[[ DATA SECTION, beginning ]]

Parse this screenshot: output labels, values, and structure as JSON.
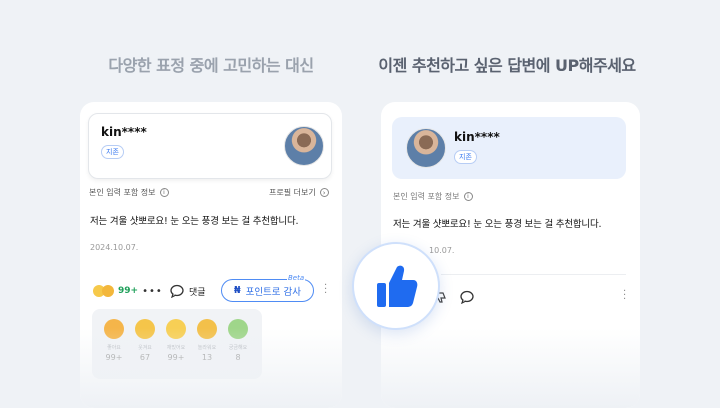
{
  "left_heading": "다양한 표정 중에 고민하는 대신",
  "right_heading": "이젠 추천하고 싶은 답변에 UP해주세요",
  "profile": {
    "name": "kin****",
    "badge": "지존"
  },
  "info_label": "본인 입력 포함 정보",
  "profile_more": "프로필 더보기",
  "answer_text": "저는 겨울 샷뽀로요! 눈 오는 풍경 보는 걸 추천합니다.",
  "date": "2024.10.07.",
  "date_partial": "10.07.",
  "reaction_count": "99+",
  "comment_label": "댓글",
  "points_button": "포인트로 감사",
  "beta_label": "Beta",
  "reactions": [
    {
      "label": "좋아요",
      "count": "99+"
    },
    {
      "label": "웃겨요",
      "count": "67"
    },
    {
      "label": "재밌어요",
      "count": "99+"
    },
    {
      "label": "놀라워요",
      "count": "13"
    },
    {
      "label": "궁금해요",
      "count": "8"
    }
  ],
  "colors": {
    "accent": "#2f6fe6",
    "thumb": "#1f6bf0",
    "green": "#1fa05a"
  }
}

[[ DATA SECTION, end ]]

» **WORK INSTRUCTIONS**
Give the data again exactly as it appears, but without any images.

» **TASK RESPONSE**
Parse this screenshot: output labels, values, and structure as JSON.
{
  "left_heading": "다양한 표정 중에 고민하는 대신",
  "right_heading": "이젠 추천하고 싶은 답변에 UP해주세요",
  "profile": {
    "name": "kin****",
    "badge": "지존"
  },
  "info_label": "본인 입력 포함 정보",
  "profile_more": "프로필 더보기",
  "answer_text": "저는 겨울 샷뽀로요! 눈 오는 풍경 보는 걸 추천합니다.",
  "date": "2024.10.07.",
  "date_partial": "10.07.",
  "reaction_count": "99+",
  "comment_label": "댓글",
  "points_button": "포인트로 감사",
  "beta_label": "Beta",
  "reactions": [
    {
      "label": "좋아요",
      "count": "99+"
    },
    {
      "label": "웃겨요",
      "count": "67"
    },
    {
      "label": "재밌어요",
      "count": "99+"
    },
    {
      "label": "놀라워요",
      "count": "13"
    },
    {
      "label": "궁금해요",
      "count": "8"
    }
  ],
  "colors": {
    "accent": "#2f6fe6",
    "thumb": "#1f6bf0",
    "green": "#1fa05a"
  }
}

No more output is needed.